[Excerpted data]:
------
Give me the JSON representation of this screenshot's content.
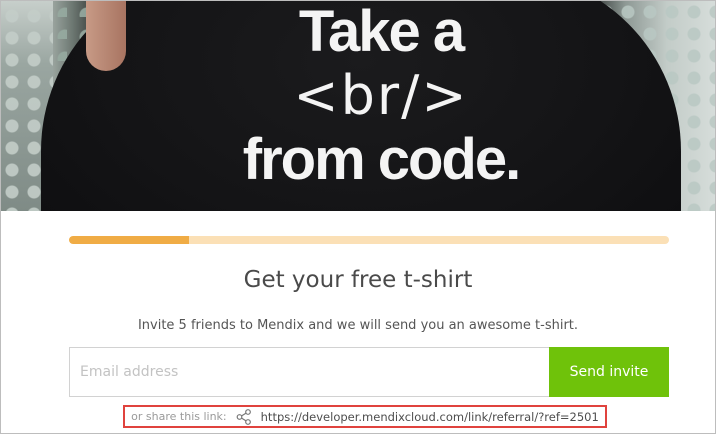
{
  "hero": {
    "shirt_text": {
      "line1": "Take a",
      "line2": "<br/>",
      "line3": "from code."
    }
  },
  "progress": {
    "value_fraction": 0.2
  },
  "title": "Get your free t-shirt",
  "subtitle": "Invite 5 friends to Mendix and we will send you an awesome t-shirt.",
  "form": {
    "email_placeholder": "Email address",
    "email_value": "",
    "send_label": "Send invite"
  },
  "share": {
    "label": "or share this link:",
    "icon": "share-icon",
    "link": "https://developer.mendixcloud.com/link/referral/?ref=2501"
  },
  "colors": {
    "accent_green": "#6fc20a",
    "progress_fill": "#f0ac45",
    "progress_track": "#fbe0b6",
    "highlight_box": "#e0433e"
  }
}
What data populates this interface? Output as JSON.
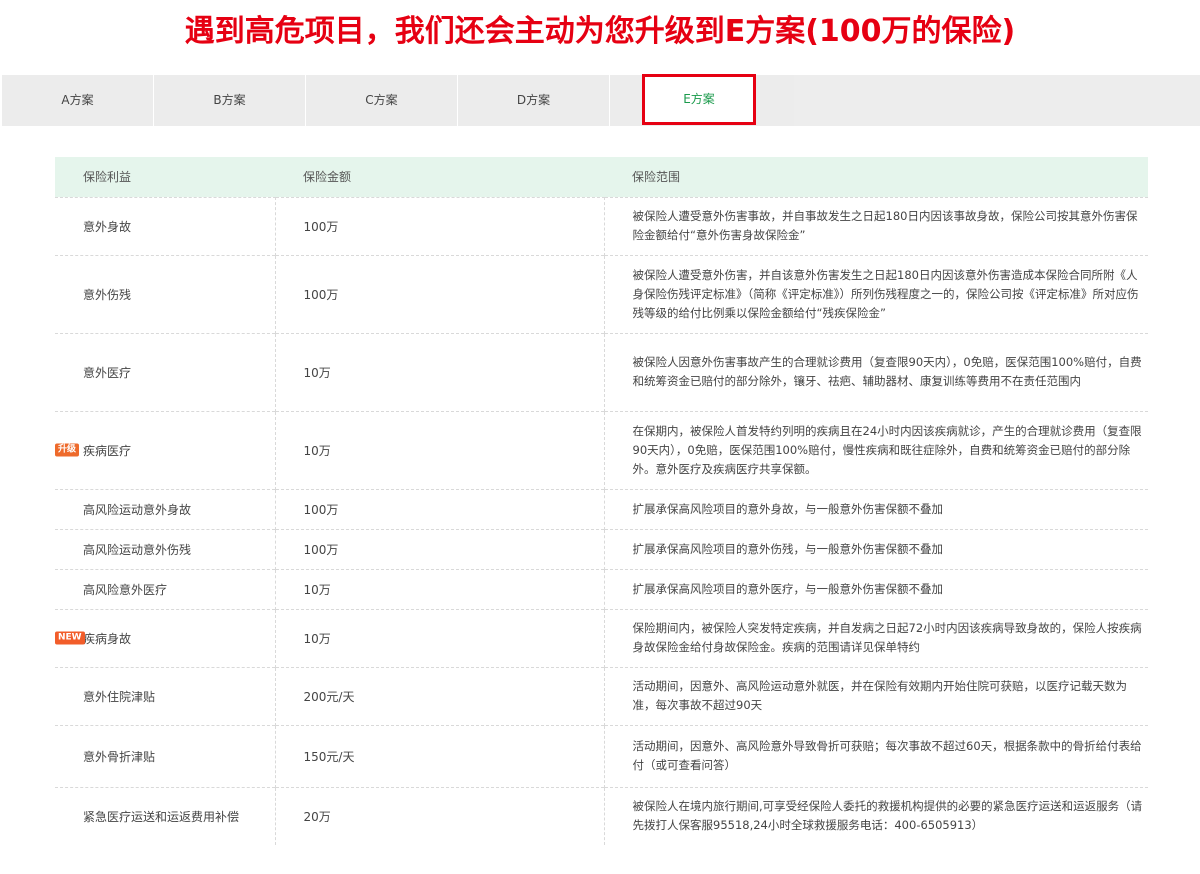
{
  "headline": "遇到高危项目，我们还会主动为您升级到E方案(100万的保险)",
  "tabs": [
    "A方案",
    "B方案",
    "C方案",
    "D方案",
    "E方案"
  ],
  "active_tab": "E方案",
  "table": {
    "headers": [
      "保险利益",
      "保险金额",
      "保险范围"
    ],
    "rows": [
      {
        "benefit": "意外身故",
        "amount": "100万",
        "scope": "被保险人遭受意外伤害事故，并自事故发生之日起180日内因该事故身故，保险公司按其意外伤害保险金额给付“意外伤害身故保险金”"
      },
      {
        "benefit": "意外伤残",
        "amount": "100万",
        "scope": "被保险人遭受意外伤害，并自该意外伤害发生之日起180日内因该意外伤害造成本保险合同所附《人身保险伤残评定标准》（简称《评定标准》）所列伤残程度之一的，保险公司按《评定标准》所对应伤残等级的给付比例乘以保险金额给付“残疾保险金”"
      },
      {
        "benefit": "意外医疗",
        "amount": "10万",
        "scope": "被保险人因意外伤害事故产生的合理就诊费用（复查限90天内），0免赔，医保范围100%赔付，自费和统筹资金已赔付的部分除外，镶牙、祛疤、辅助器材、康复训练等费用不在责任范围内"
      },
      {
        "benefit": "疾病医疗",
        "amount": "10万",
        "badge": "升级",
        "badge_type": "up",
        "scope": "在保期内，被保险人首发特约列明的疾病且在24小时内因该疾病就诊，产生的合理就诊费用（复查限90天内），0免赔，医保范围100%赔付，慢性疾病和既往症除外，自费和统筹资金已赔付的部分除外。意外医疗及疾病医疗共享保额。"
      },
      {
        "benefit": "高风险运动意外身故",
        "amount": "100万",
        "scope": "扩展承保高风险项目的意外身故，与一般意外伤害保额不叠加"
      },
      {
        "benefit": "高风险运动意外伤残",
        "amount": "100万",
        "scope": "扩展承保高风险项目的意外伤残，与一般意外伤害保额不叠加"
      },
      {
        "benefit": "高风险意外医疗",
        "amount": "10万",
        "scope": "扩展承保高风险项目的意外医疗，与一般意外伤害保额不叠加"
      },
      {
        "benefit": "疾病身故",
        "amount": "10万",
        "badge": "NEW",
        "badge_type": "new",
        "scope": "保险期间内，被保险人突发特定疾病，并自发病之日起72小时内因该疾病导致身故的，保险人按疾病身故保险金给付身故保险金。疾病的范围请详见保单特约"
      },
      {
        "benefit": "意外住院津贴",
        "amount": "200元/天",
        "scope": "活动期间，因意外、高风险运动意外就医，并在保险有效期内开始住院可获赔，以医疗记载天数为准，每次事故不超过90天"
      },
      {
        "benefit": "意外骨折津贴",
        "amount": "150元/天",
        "scope": "活动期间，因意外、高风险意外导致骨折可获赔；每次事故不超过60天，根据条款中的骨折给付表给付（或可查看问答）"
      },
      {
        "benefit": "紧急医疗运送和运返费用补偿",
        "amount": "20万",
        "scope": "被保险人在境内旅行期间,可享受经保险人委托的救援机构提供的必要的紧急医疗运送和运返服务（请先拨打人保客服95518,24小时全球救援服务电话：400-6505913）"
      }
    ]
  }
}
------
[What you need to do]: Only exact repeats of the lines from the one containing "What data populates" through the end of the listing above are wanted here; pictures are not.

[Reply to the task]:
What data populates this interface? Output as JSON.
{
  "headline": "遇到高危项目，我们还会主动为您升级到E方案(100万的保险)",
  "tabs": [
    "A方案",
    "B方案",
    "C方案",
    "D方案",
    "E方案"
  ],
  "active_tab": "E方案",
  "table": {
    "headers": [
      "保险利益",
      "保险金额",
      "保险范围"
    ],
    "rows": [
      {
        "benefit": "意外身故",
        "amount": "100万",
        "scope": "被保险人遭受意外伤害事故，并自事故发生之日起180日内因该事故身故，保险公司按其意外伤害保险金额给付“意外伤害身故保险金”"
      },
      {
        "benefit": "意外伤残",
        "amount": "100万",
        "scope": "被保险人遭受意外伤害，并自该意外伤害发生之日起180日内因该意外伤害造成本保险合同所附《人身保险伤残评定标准》（简称《评定标准》）所列伤残程度之一的，保险公司按《评定标准》所对应伤残等级的给付比例乘以保险金额给付“残疾保险金”"
      },
      {
        "benefit": "意外医疗",
        "amount": "10万",
        "scope": "被保险人因意外伤害事故产生的合理就诊费用（复查限90天内），0免赔，医保范围100%赔付，自费和统筹资金已赔付的部分除外，镶牙、祛疤、辅助器材、康复训练等费用不在责任范围内"
      },
      {
        "benefit": "疾病医疗",
        "amount": "10万",
        "badge": "升级",
        "badge_type": "up",
        "scope": "在保期内，被保险人首发特约列明的疾病且在24小时内因该疾病就诊，产生的合理就诊费用（复查限90天内），0免赔，医保范围100%赔付，慢性疾病和既往症除外，自费和统筹资金已赔付的部分除外。意外医疗及疾病医疗共享保额。"
      },
      {
        "benefit": "高风险运动意外身故",
        "amount": "100万",
        "scope": "扩展承保高风险项目的意外身故，与一般意外伤害保额不叠加"
      },
      {
        "benefit": "高风险运动意外伤残",
        "amount": "100万",
        "scope": "扩展承保高风险项目的意外伤残，与一般意外伤害保额不叠加"
      },
      {
        "benefit": "高风险意外医疗",
        "amount": "10万",
        "scope": "扩展承保高风险项目的意外医疗，与一般意外伤害保额不叠加"
      },
      {
        "benefit": "疾病身故",
        "amount": "10万",
        "badge": "NEW",
        "badge_type": "new",
        "scope": "保险期间内，被保险人突发特定疾病，并自发病之日起72小时内因该疾病导致身故的，保险人按疾病身故保险金给付身故保险金。疾病的范围请详见保单特约"
      },
      {
        "benefit": "意外住院津贴",
        "amount": "200元/天",
        "scope": "活动期间，因意外、高风险运动意外就医，并在保险有效期内开始住院可获赔，以医疗记载天数为准，每次事故不超过90天"
      },
      {
        "benefit": "意外骨折津贴",
        "amount": "150元/天",
        "scope": "活动期间，因意外、高风险意外导致骨折可获赔；每次事故不超过60天，根据条款中的骨折给付表给付（或可查看问答）"
      },
      {
        "benefit": "紧急医疗运送和运返费用补偿",
        "amount": "20万",
        "scope": "被保险人在境内旅行期间,可享受经保险人委托的救援机构提供的必要的紧急医疗运送和运返服务（请先拨打人保客服95518,24小时全球救援服务电话：400-6505913）"
      }
    ]
  }
}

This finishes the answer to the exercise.